### Records to process

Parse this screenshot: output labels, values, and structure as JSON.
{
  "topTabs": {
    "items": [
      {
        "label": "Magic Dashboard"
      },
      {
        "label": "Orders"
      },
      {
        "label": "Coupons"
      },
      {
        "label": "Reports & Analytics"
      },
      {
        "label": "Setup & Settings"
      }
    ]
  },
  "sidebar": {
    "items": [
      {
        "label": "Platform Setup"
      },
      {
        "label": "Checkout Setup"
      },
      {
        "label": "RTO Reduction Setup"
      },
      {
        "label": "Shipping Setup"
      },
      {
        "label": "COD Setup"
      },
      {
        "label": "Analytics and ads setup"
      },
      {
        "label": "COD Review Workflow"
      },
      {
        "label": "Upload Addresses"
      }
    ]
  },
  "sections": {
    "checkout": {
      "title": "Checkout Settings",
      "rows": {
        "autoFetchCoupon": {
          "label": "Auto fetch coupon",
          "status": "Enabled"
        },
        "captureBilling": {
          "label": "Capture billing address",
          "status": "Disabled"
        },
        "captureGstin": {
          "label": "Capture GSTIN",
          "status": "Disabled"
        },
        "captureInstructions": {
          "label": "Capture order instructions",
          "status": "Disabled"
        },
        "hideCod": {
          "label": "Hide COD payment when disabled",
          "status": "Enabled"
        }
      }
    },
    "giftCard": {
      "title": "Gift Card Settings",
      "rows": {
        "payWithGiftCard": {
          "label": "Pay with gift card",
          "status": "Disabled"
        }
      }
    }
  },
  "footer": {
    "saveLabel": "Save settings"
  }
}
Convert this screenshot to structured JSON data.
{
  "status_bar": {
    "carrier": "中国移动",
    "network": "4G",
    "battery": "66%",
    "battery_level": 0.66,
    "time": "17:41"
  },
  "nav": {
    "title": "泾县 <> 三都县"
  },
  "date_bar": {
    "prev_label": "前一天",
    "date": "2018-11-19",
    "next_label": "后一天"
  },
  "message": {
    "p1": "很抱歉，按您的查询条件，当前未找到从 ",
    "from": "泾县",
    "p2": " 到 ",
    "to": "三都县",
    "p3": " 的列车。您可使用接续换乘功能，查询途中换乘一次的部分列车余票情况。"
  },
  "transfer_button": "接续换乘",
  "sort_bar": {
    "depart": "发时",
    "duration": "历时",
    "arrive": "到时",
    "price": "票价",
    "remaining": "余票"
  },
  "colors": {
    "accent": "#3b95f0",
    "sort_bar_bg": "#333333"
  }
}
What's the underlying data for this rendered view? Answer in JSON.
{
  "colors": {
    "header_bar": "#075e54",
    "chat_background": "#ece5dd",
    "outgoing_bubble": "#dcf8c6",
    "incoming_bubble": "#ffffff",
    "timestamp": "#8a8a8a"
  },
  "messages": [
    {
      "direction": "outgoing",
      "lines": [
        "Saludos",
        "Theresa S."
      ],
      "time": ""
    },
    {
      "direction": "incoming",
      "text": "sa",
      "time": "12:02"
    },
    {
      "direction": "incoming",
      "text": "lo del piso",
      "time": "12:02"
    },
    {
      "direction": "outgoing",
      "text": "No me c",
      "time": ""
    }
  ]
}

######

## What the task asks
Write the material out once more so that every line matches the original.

## Response to the task
Parse this screenshot: output labels, values, and structure as JSON.
{
  "topTabs": {
    "items": [
      {
        "label": "Magic Dashboard"
      },
      {
        "label": "Orders"
      },
      {
        "label": "Coupons"
      },
      {
        "label": "Reports & Analytics"
      },
      {
        "label": "Setup & Settings"
      }
    ]
  },
  "sidebar": {
    "items": [
      {
        "label": "Platform Setup"
      },
      {
        "label": "Checkout Setup"
      },
      {
        "label": "RTO Reduction Setup"
      },
      {
        "label": "Shipping Setup"
      },
      {
        "label": "COD Setup"
      },
      {
        "label": "Analytics and ads setup"
      },
      {
        "label": "COD Review Workflow"
      },
      {
        "label": "Upload Addresses"
      }
    ]
  },
  "sections": {
    "checkout": {
      "title": "Checkout Settings",
      "rows": {
        "autoFetchCoupon": {
          "label": "Auto fetch coupon",
          "status": "Enabled"
        },
        "captureBilling": {
          "label": "Capture billing address",
          "status": "Disabled"
        },
        "captureGstin": {
          "label": "Capture GSTIN",
          "status": "Disabled"
        },
        "captureInstructions": {
          "label": "Capture order instructions",
          "status": "Disabled"
        },
        "hideCod": {
          "label": "Hide COD payment when disabled",
          "status": "Enabled"
        }
      }
    },
    "giftCard": {
      "title": "Gift Card Settings",
      "rows": {
        "payWithGiftCard": {
          "label": "Pay with gift card",
          "status": "Disabled"
        }
      }
    }
  },
  "footer": {
    "saveLabel": "Save settings"
  }
}
Convert this screenshot to structured JSON data.
{
  "status_bar": {
    "carrier": "中国移动",
    "network": "4G",
    "battery": "66%",
    "battery_level": 0.66,
    "time": "17:41"
  },
  "nav": {
    "title": "泾县 <> 三都县"
  },
  "date_bar": {
    "prev_label": "前一天",
    "date": "2018-11-19",
    "next_label": "后一天"
  },
  "message": {
    "p1": "很抱歉，按您的查询条件，当前未找到从 ",
    "from": "泾县",
    "p2": " 到 ",
    "to": "三都县",
    "p3": " 的列车。您可使用接续换乘功能，查询途中换乘一次的部分列车余票情况。"
  },
  "transfer_button": "接续换乘",
  "sort_bar": {
    "depart": "发时",
    "duration": "历时",
    "arrive": "到时",
    "price": "票价",
    "remaining": "余票"
  },
  "colors": {
    "accent": "#3b95f0",
    "sort_bar_bg": "#333333"
  }
}
What's the underlying data for this rendered view? Answer in JSON.
{
  "colors": {
    "header_bar": "#075e54",
    "chat_background": "#ece5dd",
    "outgoing_bubble": "#dcf8c6",
    "incoming_bubble": "#ffffff",
    "timestamp": "#8a8a8a"
  },
  "messages": [
    {
      "direction": "outgoing",
      "lines": [
        "Saludos",
        "Theresa S."
      ],
      "time": ""
    },
    {
      "direction": "incoming",
      "text": "sa",
      "time": "12:02"
    },
    {
      "direction": "incoming",
      "text": "lo del piso",
      "time": "12:02"
    },
    {
      "direction": "outgoing",
      "text": "No me c",
      "time": ""
    }
  ]
}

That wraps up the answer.